▶ Try it
All that is wanted is how many lines in the records below include the string "entity".

▶ Supplied records
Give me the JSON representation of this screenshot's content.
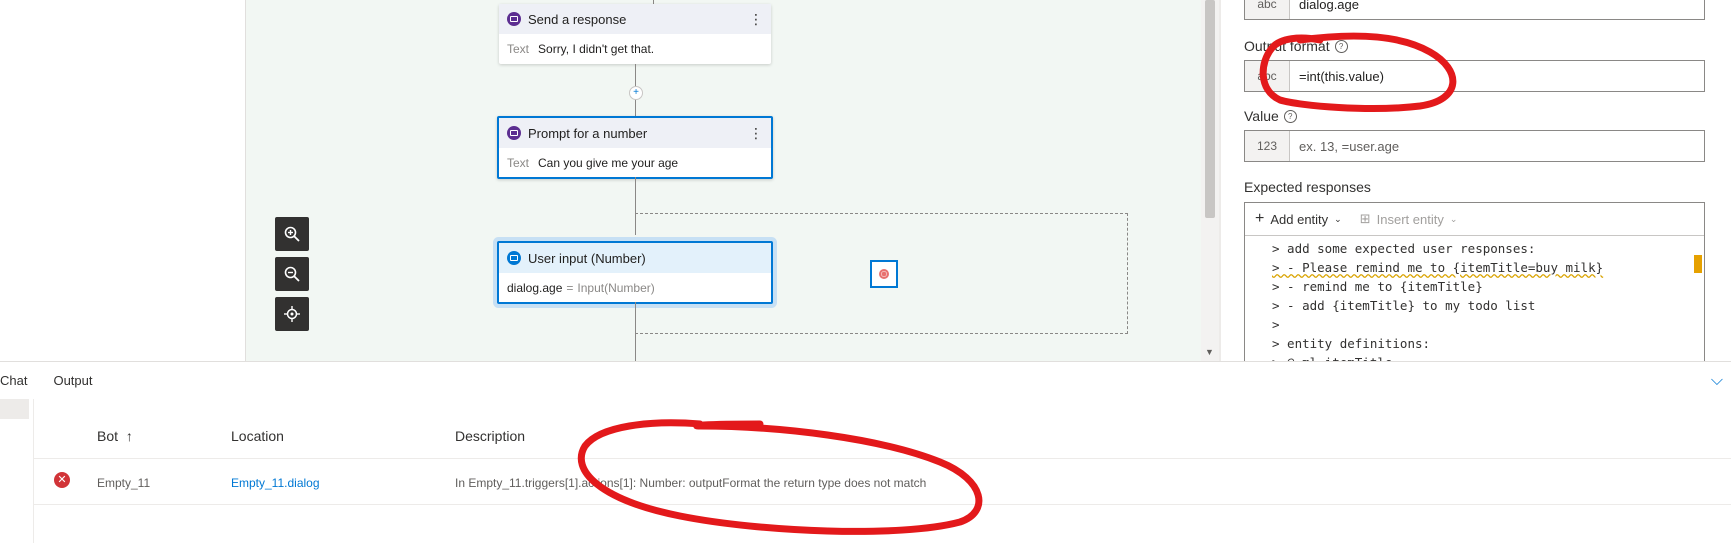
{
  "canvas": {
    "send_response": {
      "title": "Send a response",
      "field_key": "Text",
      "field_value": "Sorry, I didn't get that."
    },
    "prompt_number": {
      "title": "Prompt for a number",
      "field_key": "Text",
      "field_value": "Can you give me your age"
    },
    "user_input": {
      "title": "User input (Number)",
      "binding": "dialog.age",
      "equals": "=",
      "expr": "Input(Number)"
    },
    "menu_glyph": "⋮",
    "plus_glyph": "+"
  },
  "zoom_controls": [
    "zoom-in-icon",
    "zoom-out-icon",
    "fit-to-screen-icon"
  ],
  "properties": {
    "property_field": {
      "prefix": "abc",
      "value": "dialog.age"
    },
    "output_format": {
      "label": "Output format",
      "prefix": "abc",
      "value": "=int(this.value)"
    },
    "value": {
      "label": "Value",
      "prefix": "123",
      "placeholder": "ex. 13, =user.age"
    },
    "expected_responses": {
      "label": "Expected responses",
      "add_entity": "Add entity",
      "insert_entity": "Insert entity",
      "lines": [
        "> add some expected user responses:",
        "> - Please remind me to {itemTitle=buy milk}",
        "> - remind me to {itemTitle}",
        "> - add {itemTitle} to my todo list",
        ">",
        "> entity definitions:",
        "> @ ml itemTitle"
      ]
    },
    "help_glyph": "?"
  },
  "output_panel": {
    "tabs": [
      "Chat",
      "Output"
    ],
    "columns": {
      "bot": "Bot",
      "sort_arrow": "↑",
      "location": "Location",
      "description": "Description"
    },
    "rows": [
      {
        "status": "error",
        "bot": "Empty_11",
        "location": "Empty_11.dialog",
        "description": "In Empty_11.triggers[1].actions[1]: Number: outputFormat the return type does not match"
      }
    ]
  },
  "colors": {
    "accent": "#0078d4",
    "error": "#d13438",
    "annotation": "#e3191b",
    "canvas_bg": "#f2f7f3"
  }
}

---

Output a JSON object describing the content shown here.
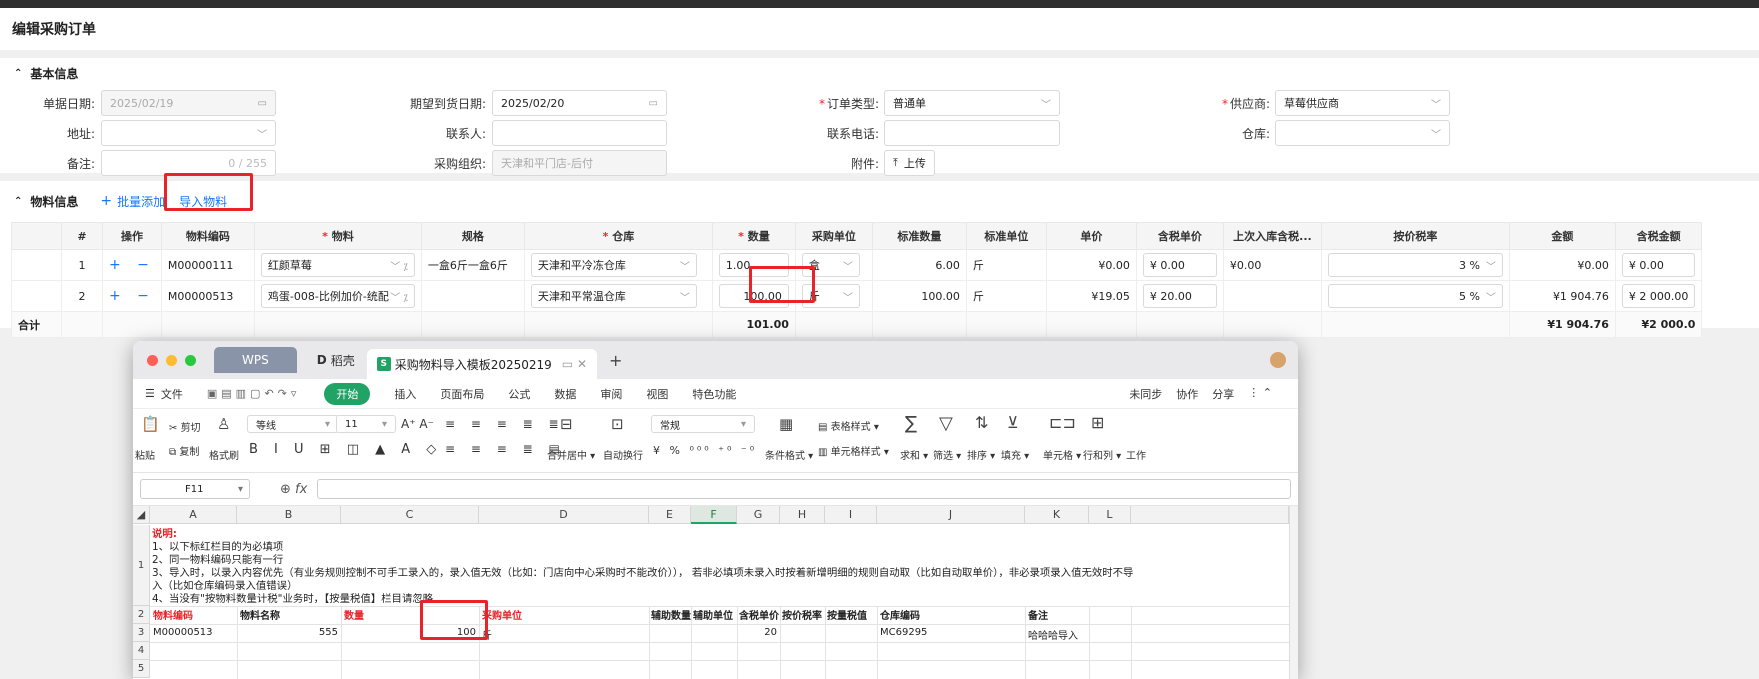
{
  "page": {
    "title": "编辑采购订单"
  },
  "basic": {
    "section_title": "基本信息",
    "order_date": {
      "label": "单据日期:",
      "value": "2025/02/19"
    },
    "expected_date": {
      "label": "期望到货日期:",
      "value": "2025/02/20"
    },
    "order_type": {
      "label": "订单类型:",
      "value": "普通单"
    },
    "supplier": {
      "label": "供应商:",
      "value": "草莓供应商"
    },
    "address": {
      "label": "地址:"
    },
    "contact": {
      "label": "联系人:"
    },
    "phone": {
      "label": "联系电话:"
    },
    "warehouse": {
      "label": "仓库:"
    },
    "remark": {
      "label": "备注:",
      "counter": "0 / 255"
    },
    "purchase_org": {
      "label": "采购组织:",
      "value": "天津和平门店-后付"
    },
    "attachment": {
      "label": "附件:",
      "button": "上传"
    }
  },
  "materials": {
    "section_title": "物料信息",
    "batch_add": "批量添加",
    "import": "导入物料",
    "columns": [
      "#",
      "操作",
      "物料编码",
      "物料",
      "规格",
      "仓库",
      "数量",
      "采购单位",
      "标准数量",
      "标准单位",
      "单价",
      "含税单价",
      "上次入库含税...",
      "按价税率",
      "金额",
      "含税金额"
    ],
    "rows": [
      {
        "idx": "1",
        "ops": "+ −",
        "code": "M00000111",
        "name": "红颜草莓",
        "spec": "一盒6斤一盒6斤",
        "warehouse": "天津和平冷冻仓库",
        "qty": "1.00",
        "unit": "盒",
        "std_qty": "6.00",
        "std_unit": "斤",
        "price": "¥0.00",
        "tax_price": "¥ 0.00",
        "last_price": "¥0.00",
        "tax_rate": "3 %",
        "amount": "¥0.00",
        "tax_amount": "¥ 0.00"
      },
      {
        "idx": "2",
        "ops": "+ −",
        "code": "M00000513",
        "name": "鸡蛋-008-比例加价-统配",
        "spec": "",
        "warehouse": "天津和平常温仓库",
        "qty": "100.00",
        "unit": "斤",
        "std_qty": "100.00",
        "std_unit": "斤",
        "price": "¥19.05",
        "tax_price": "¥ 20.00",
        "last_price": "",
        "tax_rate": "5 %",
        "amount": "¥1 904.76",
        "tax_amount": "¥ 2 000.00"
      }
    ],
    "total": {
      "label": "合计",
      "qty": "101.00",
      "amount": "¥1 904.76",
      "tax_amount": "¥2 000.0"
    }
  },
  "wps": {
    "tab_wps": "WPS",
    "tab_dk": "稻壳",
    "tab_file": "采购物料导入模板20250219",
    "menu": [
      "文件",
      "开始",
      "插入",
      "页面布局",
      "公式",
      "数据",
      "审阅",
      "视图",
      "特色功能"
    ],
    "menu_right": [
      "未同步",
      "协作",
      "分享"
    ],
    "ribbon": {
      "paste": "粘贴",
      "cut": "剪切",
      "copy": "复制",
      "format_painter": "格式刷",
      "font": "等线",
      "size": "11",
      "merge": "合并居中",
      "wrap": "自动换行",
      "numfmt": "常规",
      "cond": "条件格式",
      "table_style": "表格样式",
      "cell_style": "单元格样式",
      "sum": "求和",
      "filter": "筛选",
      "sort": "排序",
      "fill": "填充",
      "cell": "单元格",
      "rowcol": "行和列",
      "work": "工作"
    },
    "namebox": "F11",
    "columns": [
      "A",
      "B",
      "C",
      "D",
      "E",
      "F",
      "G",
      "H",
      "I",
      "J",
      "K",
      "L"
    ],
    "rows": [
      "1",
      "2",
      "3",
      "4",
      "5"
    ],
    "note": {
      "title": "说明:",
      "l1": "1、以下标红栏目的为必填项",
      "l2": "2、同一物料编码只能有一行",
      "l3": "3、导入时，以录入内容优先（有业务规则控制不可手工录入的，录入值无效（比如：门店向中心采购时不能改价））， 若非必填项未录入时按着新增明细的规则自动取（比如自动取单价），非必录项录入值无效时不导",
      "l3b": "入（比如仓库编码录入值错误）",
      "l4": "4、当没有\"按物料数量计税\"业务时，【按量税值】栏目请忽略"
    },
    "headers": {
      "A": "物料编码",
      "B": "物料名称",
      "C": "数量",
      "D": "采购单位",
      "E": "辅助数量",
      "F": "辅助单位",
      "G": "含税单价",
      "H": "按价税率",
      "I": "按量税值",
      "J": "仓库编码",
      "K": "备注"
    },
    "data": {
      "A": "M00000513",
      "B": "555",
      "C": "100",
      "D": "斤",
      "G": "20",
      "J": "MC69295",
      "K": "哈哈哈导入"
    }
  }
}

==

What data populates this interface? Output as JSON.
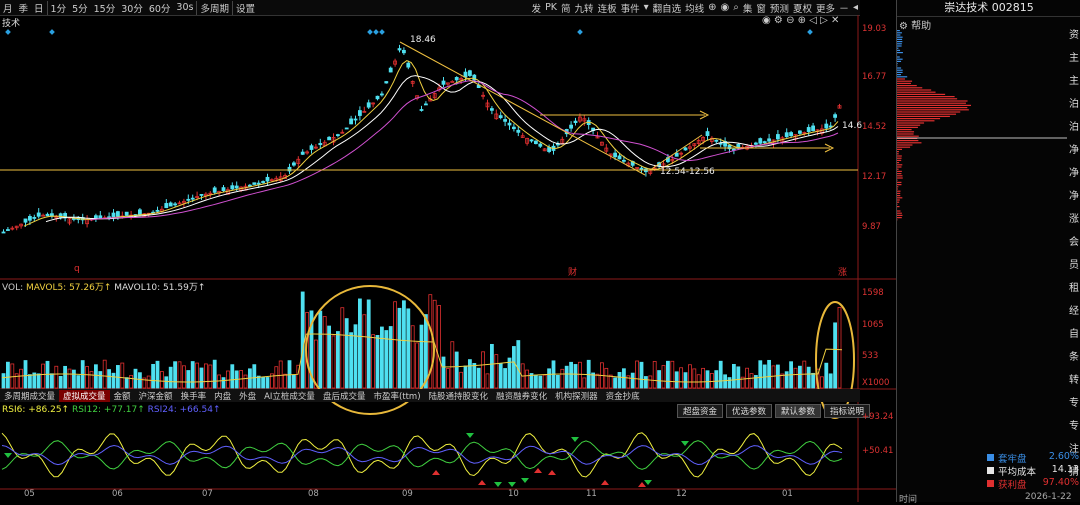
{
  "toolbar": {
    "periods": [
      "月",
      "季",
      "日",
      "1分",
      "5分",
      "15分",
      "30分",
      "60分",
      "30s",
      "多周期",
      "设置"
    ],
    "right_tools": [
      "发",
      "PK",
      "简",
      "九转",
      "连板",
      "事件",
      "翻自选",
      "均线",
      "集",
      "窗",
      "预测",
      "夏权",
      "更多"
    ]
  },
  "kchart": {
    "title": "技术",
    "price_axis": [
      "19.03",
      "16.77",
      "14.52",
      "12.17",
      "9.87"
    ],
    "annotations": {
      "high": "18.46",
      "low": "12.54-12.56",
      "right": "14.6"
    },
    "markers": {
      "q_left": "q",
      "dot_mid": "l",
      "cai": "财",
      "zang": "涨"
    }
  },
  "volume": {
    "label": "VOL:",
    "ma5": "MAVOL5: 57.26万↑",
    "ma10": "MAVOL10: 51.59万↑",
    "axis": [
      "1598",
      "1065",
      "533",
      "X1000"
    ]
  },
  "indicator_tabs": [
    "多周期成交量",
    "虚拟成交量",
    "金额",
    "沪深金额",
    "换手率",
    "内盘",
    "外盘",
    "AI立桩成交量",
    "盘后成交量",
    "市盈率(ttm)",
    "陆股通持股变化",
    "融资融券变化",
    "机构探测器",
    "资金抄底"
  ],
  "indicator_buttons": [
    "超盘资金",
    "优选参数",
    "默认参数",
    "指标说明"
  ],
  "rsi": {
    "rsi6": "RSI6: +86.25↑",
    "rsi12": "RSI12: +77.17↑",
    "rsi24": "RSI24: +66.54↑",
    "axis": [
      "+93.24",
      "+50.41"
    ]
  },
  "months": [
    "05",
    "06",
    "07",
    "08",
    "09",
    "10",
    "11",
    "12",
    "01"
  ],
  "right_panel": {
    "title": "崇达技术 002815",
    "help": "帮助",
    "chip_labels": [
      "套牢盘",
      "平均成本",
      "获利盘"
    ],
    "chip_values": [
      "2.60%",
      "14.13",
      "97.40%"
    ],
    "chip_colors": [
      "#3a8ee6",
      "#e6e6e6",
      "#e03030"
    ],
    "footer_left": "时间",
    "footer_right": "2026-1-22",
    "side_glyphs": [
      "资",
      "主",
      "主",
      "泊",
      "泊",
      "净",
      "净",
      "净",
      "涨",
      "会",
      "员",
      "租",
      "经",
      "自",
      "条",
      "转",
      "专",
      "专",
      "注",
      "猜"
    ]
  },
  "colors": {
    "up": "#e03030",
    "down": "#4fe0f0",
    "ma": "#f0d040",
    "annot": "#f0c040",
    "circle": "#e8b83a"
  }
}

▶ Problem solution
3